[App and web page records]
______

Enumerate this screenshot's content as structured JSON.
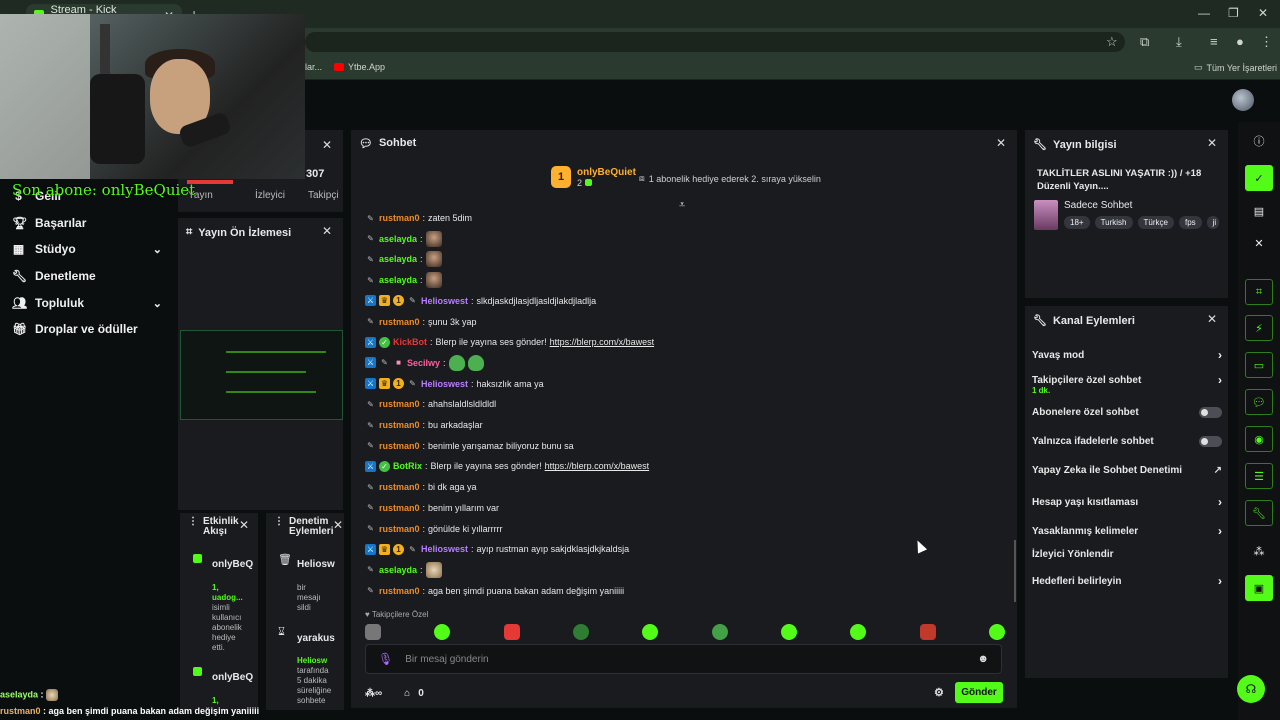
{
  "browser": {
    "tab_title": "Stream - Kick Dashboard",
    "bookmarks": [
      {
        "label": "lar..."
      },
      {
        "label": "Ytbe.App"
      },
      {
        "label": "Tüm Yer İşaretleri"
      }
    ]
  },
  "overlay": {
    "latest_sub": "Son abone: onlyBeQuiet",
    "chat": [
      {
        "user": "aselayda",
        "sep": " : ",
        "text": ""
      },
      {
        "user": "rustman0",
        "sep": " : ",
        "text": "aga ben şimdi puana bakan adam değişim yaniiiii"
      }
    ]
  },
  "sidebar": {
    "items": [
      {
        "label": "Gelir",
        "icon": "dollar-icon"
      },
      {
        "label": "Başarılar",
        "icon": "trophy-icon"
      },
      {
        "label": "Stüdyo",
        "icon": "grid-icon",
        "expandable": true
      },
      {
        "label": "Denetleme",
        "icon": "wrench-icon"
      },
      {
        "label": "Topluluk",
        "icon": "people-icon",
        "expandable": true
      },
      {
        "label": "Droplar ve ödüller",
        "icon": "gift-icon"
      }
    ]
  },
  "stats": {
    "value": "307",
    "labels": [
      "Yayın",
      "İzleyici",
      "Takipçi"
    ]
  },
  "preview": {
    "title": "Yayın Ön İzlemesi"
  },
  "activity_feed": {
    "title": "Etkinlik Akışı",
    "entries": [
      {
        "name": "onlyBeQ",
        "text_line1": "1,",
        "text_line2": "uadog...",
        "text_rest": [
          "isimli",
          "kullanıcı",
          "abonelik",
          "hediye",
          "etti."
        ]
      },
      {
        "name": "onlyBeQ",
        "text_line1": "1,",
        "text_line2": "",
        "text_rest": []
      }
    ]
  },
  "mod_actions": {
    "title": "Denetim Eylemleri",
    "entries": [
      {
        "name": "Heliosw",
        "text": [
          "bir",
          "mesajı",
          "sildi"
        ]
      },
      {
        "name": "yarakus",
        "text": [
          "Heliosw",
          "tarafında",
          "5 dakika",
          "süreliğine",
          "sohbete"
        ]
      }
    ]
  },
  "chat": {
    "title": "Sohbet",
    "pinned": {
      "rank": "1",
      "user": "onlyBeQuiet",
      "count": "2",
      "text": "1 abonelik hediye ederek 2. sıraya yükselin"
    },
    "messages": [
      {
        "user": "rustman0",
        "color": "#f08a24",
        "badges": [
          "pencil"
        ],
        "text": "zaten 5dim"
      },
      {
        "user": "aselayda",
        "color": "#53fc18",
        "badges": [
          "pencil"
        ],
        "text": "",
        "emotes": [
          "face"
        ]
      },
      {
        "user": "aselayda",
        "color": "#53fc18",
        "badges": [
          "pencil"
        ],
        "text": "",
        "emotes": [
          "face"
        ]
      },
      {
        "user": "aselayda",
        "color": "#53fc18",
        "badges": [
          "pencil"
        ],
        "text": "",
        "emotes": [
          "face"
        ]
      },
      {
        "user": "Helioswest",
        "color": "#b87dff",
        "badges": [
          "mod",
          "crown",
          "sub",
          "pencil"
        ],
        "text": "slkdjaskdjlasjdljasldjlakdjladlja"
      },
      {
        "user": "rustman0",
        "color": "#f08a24",
        "badges": [
          "pencil"
        ],
        "text": "şunu 3k yap"
      },
      {
        "user": "KickBot",
        "color": "#e53935",
        "badges": [
          "mod",
          "verified"
        ],
        "text": "Blerp ile yayına ses gönder! ",
        "link": "https://blerp.com/x/bawest"
      },
      {
        "user": "Secilwy",
        "color": "#ff5fa2",
        "badges": [
          "mod",
          "pencil",
          "gift"
        ],
        "text": "",
        "emotes": [
          "frog",
          "frog"
        ]
      },
      {
        "user": "Helioswest",
        "color": "#b87dff",
        "badges": [
          "mod",
          "crown",
          "sub",
          "pencil"
        ],
        "text": "haksızlık ama ya"
      },
      {
        "user": "rustman0",
        "color": "#f08a24",
        "badges": [
          "pencil"
        ],
        "text": "ahahslaldlsldldldl"
      },
      {
        "user": "rustman0",
        "color": "#f08a24",
        "badges": [
          "pencil"
        ],
        "text": "bu arkadaşlar"
      },
      {
        "user": "rustman0",
        "color": "#f08a24",
        "badges": [
          "pencil"
        ],
        "text": "benimle yarışamaz biliyoruz bunu sa"
      },
      {
        "user": "BotRix",
        "color": "#53fc18",
        "badges": [
          "mod",
          "verified"
        ],
        "text": "Blerp ile yayına ses gönder! ",
        "link": "https://blerp.com/x/bawest"
      },
      {
        "user": "rustman0",
        "color": "#f08a24",
        "badges": [
          "pencil"
        ],
        "text": "bi dk aga ya"
      },
      {
        "user": "rustman0",
        "color": "#f08a24",
        "badges": [
          "pencil"
        ],
        "text": "benim yıllarım var"
      },
      {
        "user": "rustman0",
        "color": "#f08a24",
        "badges": [
          "pencil"
        ],
        "text": "gönülde ki yıllarrrrr"
      },
      {
        "user": "Helioswest",
        "color": "#b87dff",
        "badges": [
          "mod",
          "crown",
          "sub",
          "pencil"
        ],
        "text": "ayıp rustman ayıp sakjdklasjdkjkaldsja"
      },
      {
        "user": "aselayda",
        "color": "#53fc18",
        "badges": [
          "pencil"
        ],
        "text": "",
        "emotes": [
          "cat"
        ]
      },
      {
        "user": "rustman0",
        "color": "#f08a24",
        "badges": [
          "pencil"
        ],
        "text": "aga ben şimdi puana bakan adam değişim yaniiiii"
      }
    ],
    "follow_only_label": "Takipçilere Özel",
    "input_placeholder": "Bir mesaj gönderin",
    "points": "0",
    "send_label": "Gönder"
  },
  "stream_info": {
    "title": "Yayın bilgisi",
    "stream_title": "TAKLİTLER ASLINI YAŞATIR :)) / +18 Düzenli Yayın....",
    "category": "Sadece Sohbet",
    "tags": [
      "18+",
      "Turkish",
      "Türkçe",
      "fps",
      "ji"
    ]
  },
  "channel_actions": {
    "title": "Kanal Eylemleri",
    "items": [
      {
        "label": "Yavaş mod",
        "control": "chevron"
      },
      {
        "label": "Takipçilere özel sohbet",
        "sub": "1 dk.",
        "control": "chevron"
      },
      {
        "label": "Abonelere özel sohbet",
        "control": "toggle",
        "on": false
      },
      {
        "label": "Yalnızca ifadelerle sohbet",
        "control": "toggle",
        "on": false
      },
      {
        "label": "Yapay Zeka ile Sohbet Denetimi",
        "control": "external"
      },
      {
        "label": "Hesap yaşı kısıtlaması",
        "control": "chevron"
      },
      {
        "label": "Yasaklanmış kelimeler",
        "control": "chevron"
      },
      {
        "label": "İzleyici Yönlendir",
        "control": "none"
      },
      {
        "label": "Hedefleri belirleyin",
        "control": "chevron"
      }
    ]
  },
  "colors": {
    "accent": "#53fc18",
    "panel": "#191b1f",
    "background": "#0b0e0f"
  }
}
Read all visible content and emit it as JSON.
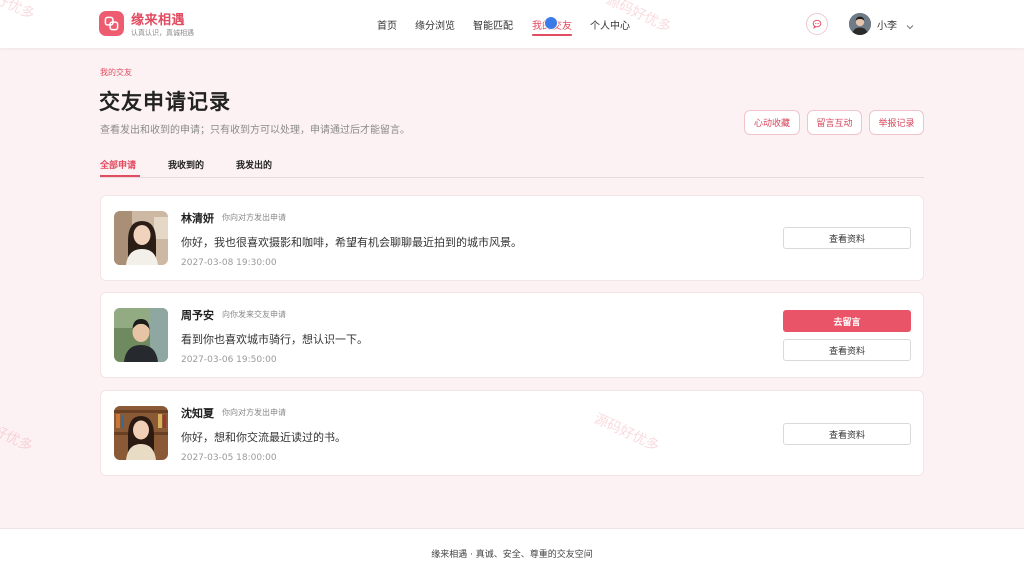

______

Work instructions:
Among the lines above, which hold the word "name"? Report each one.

Response for this exercise:
        "name": "onlyBeQ",
        "name": "onlyBeQ",
        "name": "Heliosw",
        "name": "yarakus",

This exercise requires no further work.